## About this task
This exercise calls for the data below to be retyped exactly, minus any images.

## Extracted information
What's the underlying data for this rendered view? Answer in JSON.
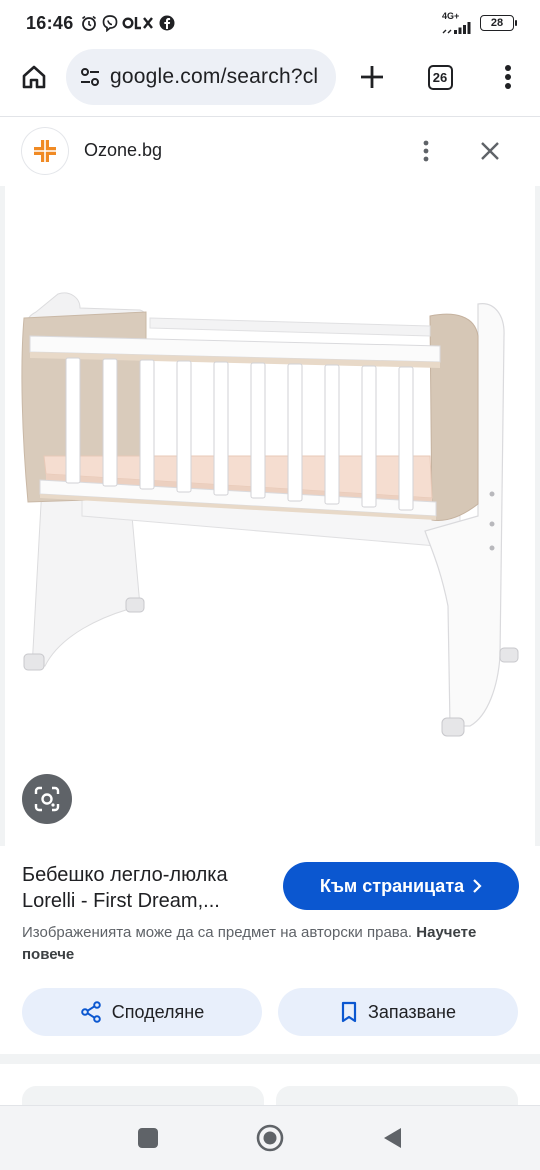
{
  "status_bar": {
    "time": "16:46",
    "network": "4G+",
    "battery": "28"
  },
  "toolbar": {
    "url": "google.com/search?cl",
    "tab_count": "26"
  },
  "result": {
    "source": "Ozone.bg",
    "title_line1": "Бебешко легло-люлка",
    "title_line2": "Lorelli - First Dream,...",
    "visit_label": "Към страницата",
    "copyright": "Изображенията може да са предмет на авторски права.",
    "learn_more": "Научете повече",
    "share_label": "Споделяне",
    "save_label": "Запазване"
  },
  "colors": {
    "accent": "#0b57d0",
    "pill_bg": "#e8effb",
    "omnibox_bg": "#edf0f6",
    "favicon_orange": "#f08a24"
  },
  "icons": {
    "home": "home-icon",
    "site_settings": "tune-icon",
    "new_tab": "plus-icon",
    "menu": "more-vert-icon",
    "close": "close-icon",
    "lens": "lens-icon",
    "share": "share-icon",
    "bookmark": "bookmark-icon"
  }
}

## Response area
What's the underlying data for this rendered view? Answer in JSON.
{
  "status_bar": {
    "time": "16:46",
    "network": "4G+",
    "battery": "28"
  },
  "toolbar": {
    "url": "google.com/search?cl",
    "tab_count": "26"
  },
  "result": {
    "source": "Ozone.bg",
    "title_line1": "Бебешко легло-люлка",
    "title_line2": "Lorelli - First Dream,...",
    "visit_label": "Към страницата",
    "copyright": "Изображенията може да са предмет на авторски права.",
    "learn_more": "Научете повече",
    "share_label": "Споделяне",
    "save_label": "Запазване"
  },
  "colors": {
    "accent": "#0b57d0",
    "pill_bg": "#e8effb",
    "omnibox_bg": "#edf0f6",
    "favicon_orange": "#f08a24"
  },
  "icons": {
    "home": "home-icon",
    "site_settings": "tune-icon",
    "new_tab": "plus-icon",
    "menu": "more-vert-icon",
    "close": "close-icon",
    "lens": "lens-icon",
    "share": "share-icon",
    "bookmark": "bookmark-icon"
  }
}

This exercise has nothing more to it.